#### PROBLEM DESCRIPTION
Images are to be dropped, and the rest of the data reproduced exactly.

#### DATA PROVIDED
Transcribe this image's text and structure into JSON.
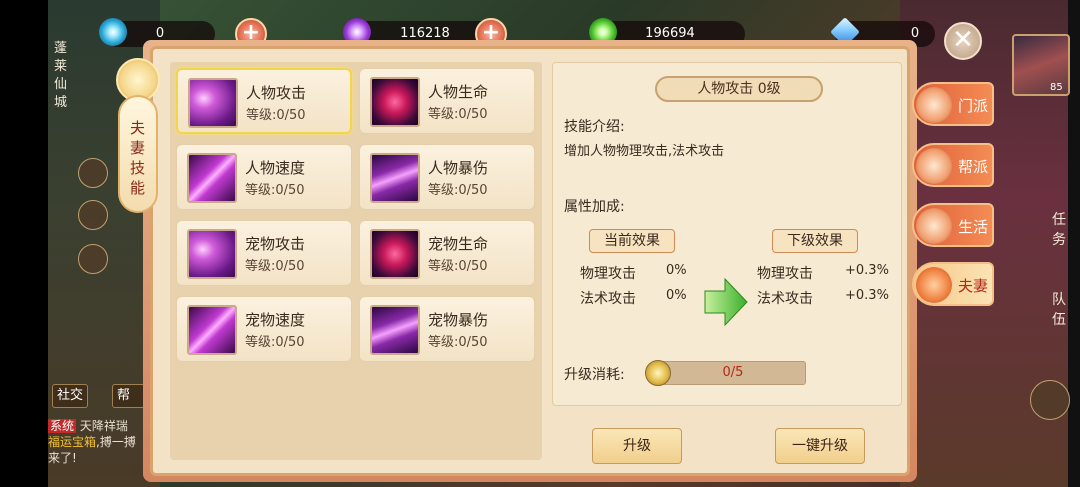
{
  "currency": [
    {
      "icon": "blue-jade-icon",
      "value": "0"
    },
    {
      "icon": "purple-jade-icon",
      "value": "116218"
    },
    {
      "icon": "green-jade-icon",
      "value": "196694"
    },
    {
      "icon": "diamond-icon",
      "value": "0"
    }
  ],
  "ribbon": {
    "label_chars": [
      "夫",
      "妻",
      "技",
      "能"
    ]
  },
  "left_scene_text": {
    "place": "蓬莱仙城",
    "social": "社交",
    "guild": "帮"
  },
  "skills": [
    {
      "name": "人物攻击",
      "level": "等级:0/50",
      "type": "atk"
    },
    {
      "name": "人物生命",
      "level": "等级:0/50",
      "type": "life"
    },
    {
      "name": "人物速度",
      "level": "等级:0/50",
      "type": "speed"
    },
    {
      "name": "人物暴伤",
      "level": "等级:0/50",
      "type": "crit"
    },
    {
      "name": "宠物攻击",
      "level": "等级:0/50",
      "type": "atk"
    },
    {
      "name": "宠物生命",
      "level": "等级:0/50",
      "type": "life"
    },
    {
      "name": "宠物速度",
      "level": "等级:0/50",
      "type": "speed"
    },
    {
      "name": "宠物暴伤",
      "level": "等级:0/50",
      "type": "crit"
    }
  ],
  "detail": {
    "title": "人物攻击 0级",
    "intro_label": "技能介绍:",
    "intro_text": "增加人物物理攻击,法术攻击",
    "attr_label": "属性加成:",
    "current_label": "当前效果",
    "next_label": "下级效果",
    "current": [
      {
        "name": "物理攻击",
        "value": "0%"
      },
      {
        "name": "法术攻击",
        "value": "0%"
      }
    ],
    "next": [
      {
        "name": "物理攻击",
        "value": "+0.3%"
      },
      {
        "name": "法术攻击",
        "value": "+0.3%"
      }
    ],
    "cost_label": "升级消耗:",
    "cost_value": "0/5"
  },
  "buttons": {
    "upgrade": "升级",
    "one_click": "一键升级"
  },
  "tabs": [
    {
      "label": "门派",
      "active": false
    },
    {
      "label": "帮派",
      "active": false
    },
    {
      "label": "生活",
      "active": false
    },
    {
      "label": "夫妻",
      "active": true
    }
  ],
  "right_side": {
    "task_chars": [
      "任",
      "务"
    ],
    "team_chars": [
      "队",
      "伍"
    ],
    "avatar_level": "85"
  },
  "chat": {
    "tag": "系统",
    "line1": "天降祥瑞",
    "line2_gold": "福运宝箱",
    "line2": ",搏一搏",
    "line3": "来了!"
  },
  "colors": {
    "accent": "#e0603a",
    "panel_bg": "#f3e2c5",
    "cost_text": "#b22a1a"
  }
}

#### YOUR SOLUTION
Transcribe this image's text and structure into JSON.
{
  "currency": [
    {
      "icon": "blue-jade-icon",
      "value": "0"
    },
    {
      "icon": "purple-jade-icon",
      "value": "116218"
    },
    {
      "icon": "green-jade-icon",
      "value": "196694"
    },
    {
      "icon": "diamond-icon",
      "value": "0"
    }
  ],
  "ribbon": {
    "label_chars": [
      "夫",
      "妻",
      "技",
      "能"
    ]
  },
  "left_scene_text": {
    "place": "蓬莱仙城",
    "social": "社交",
    "guild": "帮"
  },
  "skills": [
    {
      "name": "人物攻击",
      "level": "等级:0/50",
      "type": "atk"
    },
    {
      "name": "人物生命",
      "level": "等级:0/50",
      "type": "life"
    },
    {
      "name": "人物速度",
      "level": "等级:0/50",
      "type": "speed"
    },
    {
      "name": "人物暴伤",
      "level": "等级:0/50",
      "type": "crit"
    },
    {
      "name": "宠物攻击",
      "level": "等级:0/50",
      "type": "atk"
    },
    {
      "name": "宠物生命",
      "level": "等级:0/50",
      "type": "life"
    },
    {
      "name": "宠物速度",
      "level": "等级:0/50",
      "type": "speed"
    },
    {
      "name": "宠物暴伤",
      "level": "等级:0/50",
      "type": "crit"
    }
  ],
  "detail": {
    "title": "人物攻击 0级",
    "intro_label": "技能介绍:",
    "intro_text": "增加人物物理攻击,法术攻击",
    "attr_label": "属性加成:",
    "current_label": "当前效果",
    "next_label": "下级效果",
    "current": [
      {
        "name": "物理攻击",
        "value": "0%"
      },
      {
        "name": "法术攻击",
        "value": "0%"
      }
    ],
    "next": [
      {
        "name": "物理攻击",
        "value": "+0.3%"
      },
      {
        "name": "法术攻击",
        "value": "+0.3%"
      }
    ],
    "cost_label": "升级消耗:",
    "cost_value": "0/5"
  },
  "buttons": {
    "upgrade": "升级",
    "one_click": "一键升级"
  },
  "tabs": [
    {
      "label": "门派",
      "active": false
    },
    {
      "label": "帮派",
      "active": false
    },
    {
      "label": "生活",
      "active": false
    },
    {
      "label": "夫妻",
      "active": true
    }
  ],
  "right_side": {
    "task_chars": [
      "任",
      "务"
    ],
    "team_chars": [
      "队",
      "伍"
    ],
    "avatar_level": "85"
  },
  "chat": {
    "tag": "系统",
    "line1": "天降祥瑞",
    "line2_gold": "福运宝箱",
    "line2": ",搏一搏",
    "line3": "来了!"
  },
  "colors": {
    "accent": "#e0603a",
    "panel_bg": "#f3e2c5",
    "cost_text": "#b22a1a"
  }
}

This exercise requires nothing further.